TRY IT
Could you copy every entry exactly, dropping the pictures?

(Records drawn from a dataset)

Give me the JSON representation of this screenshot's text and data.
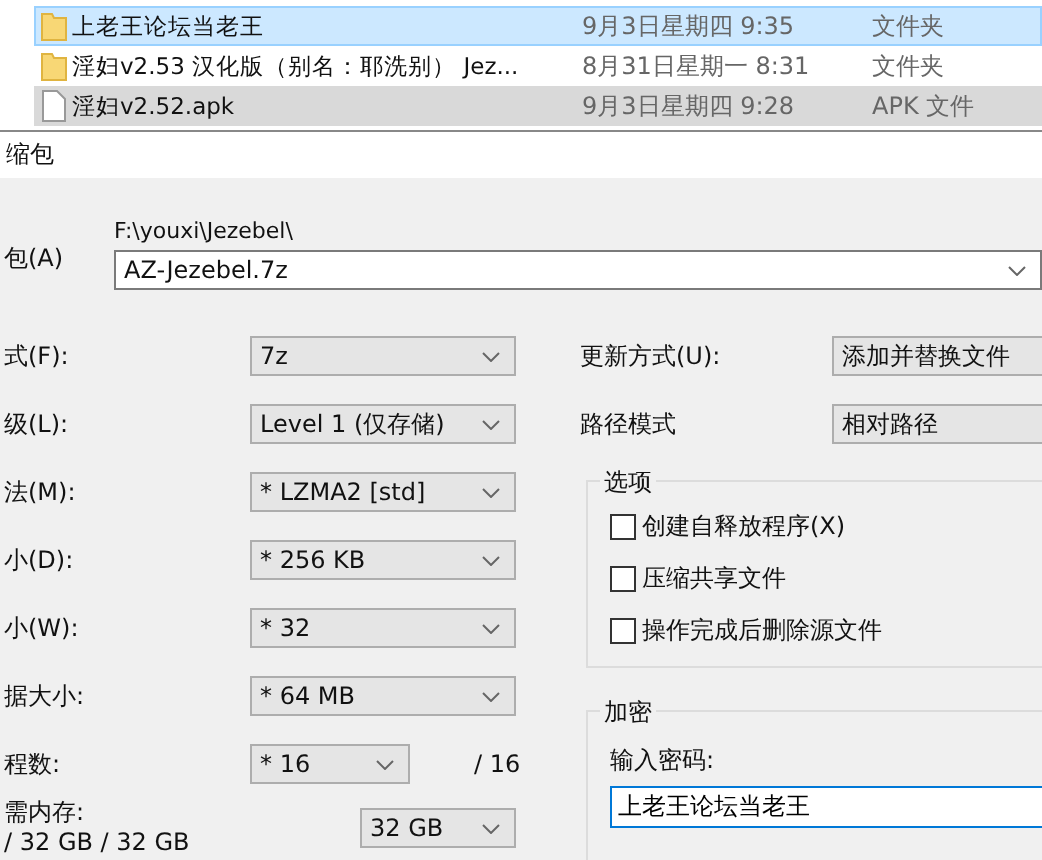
{
  "files": [
    {
      "name": "上老王论坛当老王",
      "date": "9月3日星期四 9:35",
      "type": "文件夹",
      "kind": "folder",
      "selected": true,
      "hovered": false
    },
    {
      "name": "淫妇v2.53 汉化版（别名：耶洗别） Jez...",
      "date": "8月31日星期一 8:31",
      "type": "文件夹",
      "kind": "folder",
      "selected": false,
      "hovered": false
    },
    {
      "name": "淫妇v2.52.apk",
      "date": "9月3日星期四 9:28",
      "type": "APK 文件",
      "kind": "file",
      "selected": false,
      "hovered": true
    }
  ],
  "dialog": {
    "title": "缩包",
    "archive": {
      "label": "包(A)",
      "path": "F:\\youxi\\Jezebel\\",
      "value": "AZ-Jezebel.7z"
    },
    "left_options": [
      {
        "label": "式(F):",
        "value": "7z",
        "kind": "full"
      },
      {
        "label": "级(L):",
        "value": "Level 1 (仅存储)",
        "kind": "full"
      },
      {
        "label": "法(M):",
        "value": "* LZMA2 [std]",
        "kind": "full"
      },
      {
        "label": "小(D):",
        "value": "* 256 KB",
        "kind": "full"
      },
      {
        "label": "小(W):",
        "value": "* 32",
        "kind": "full"
      },
      {
        "label": "据大小:",
        "value": "* 64 MB",
        "kind": "full"
      },
      {
        "label": "程数:",
        "value": "* 16",
        "kind": "short",
        "suffix": "/ 16"
      }
    ],
    "memory": {
      "label": "需内存:",
      "usage": "/ 32 GB / 32 GB",
      "value": "32 GB"
    },
    "right_options": [
      {
        "label": "更新方式(U):",
        "value": "添加并替换文件"
      },
      {
        "label": "路径模式",
        "value": "相对路径"
      }
    ],
    "options_group": {
      "title": "选项",
      "items": [
        {
          "label": "创建自释放程序(X)",
          "checked": false
        },
        {
          "label": "压缩共享文件",
          "checked": false
        },
        {
          "label": "操作完成后删除源文件",
          "checked": false
        }
      ]
    },
    "encryption": {
      "title": "加密",
      "password_label": "输入密码:",
      "password": "上老王论坛当老王"
    }
  }
}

RESPONSE TO THIS TASK
Give me the JSON representation of this screenshot's text and data.
{
  "files": [
    {
      "name": "上老王论坛当老王",
      "date": "9月3日星期四 9:35",
      "type": "文件夹",
      "kind": "folder",
      "selected": true,
      "hovered": false
    },
    {
      "name": "淫妇v2.53 汉化版（别名：耶洗别） Jez...",
      "date": "8月31日星期一 8:31",
      "type": "文件夹",
      "kind": "folder",
      "selected": false,
      "hovered": false
    },
    {
      "name": "淫妇v2.52.apk",
      "date": "9月3日星期四 9:28",
      "type": "APK 文件",
      "kind": "file",
      "selected": false,
      "hovered": true
    }
  ],
  "dialog": {
    "title": "缩包",
    "archive": {
      "label": "包(A)",
      "path": "F:\\youxi\\Jezebel\\",
      "value": "AZ-Jezebel.7z"
    },
    "left_options": [
      {
        "label": "式(F):",
        "value": "7z",
        "kind": "full"
      },
      {
        "label": "级(L):",
        "value": "Level 1 (仅存储)",
        "kind": "full"
      },
      {
        "label": "法(M):",
        "value": "* LZMA2 [std]",
        "kind": "full"
      },
      {
        "label": "小(D):",
        "value": "* 256 KB",
        "kind": "full"
      },
      {
        "label": "小(W):",
        "value": "* 32",
        "kind": "full"
      },
      {
        "label": "据大小:",
        "value": "* 64 MB",
        "kind": "full"
      },
      {
        "label": "程数:",
        "value": "* 16",
        "kind": "short",
        "suffix": "/ 16"
      }
    ],
    "memory": {
      "label": "需内存:",
      "usage": "/ 32 GB / 32 GB",
      "value": "32 GB"
    },
    "right_options": [
      {
        "label": "更新方式(U):",
        "value": "添加并替换文件"
      },
      {
        "label": "路径模式",
        "value": "相对路径"
      }
    ],
    "options_group": {
      "title": "选项",
      "items": [
        {
          "label": "创建自释放程序(X)",
          "checked": false
        },
        {
          "label": "压缩共享文件",
          "checked": false
        },
        {
          "label": "操作完成后删除源文件",
          "checked": false
        }
      ]
    },
    "encryption": {
      "title": "加密",
      "password_label": "输入密码:",
      "password": "上老王论坛当老王"
    }
  }
}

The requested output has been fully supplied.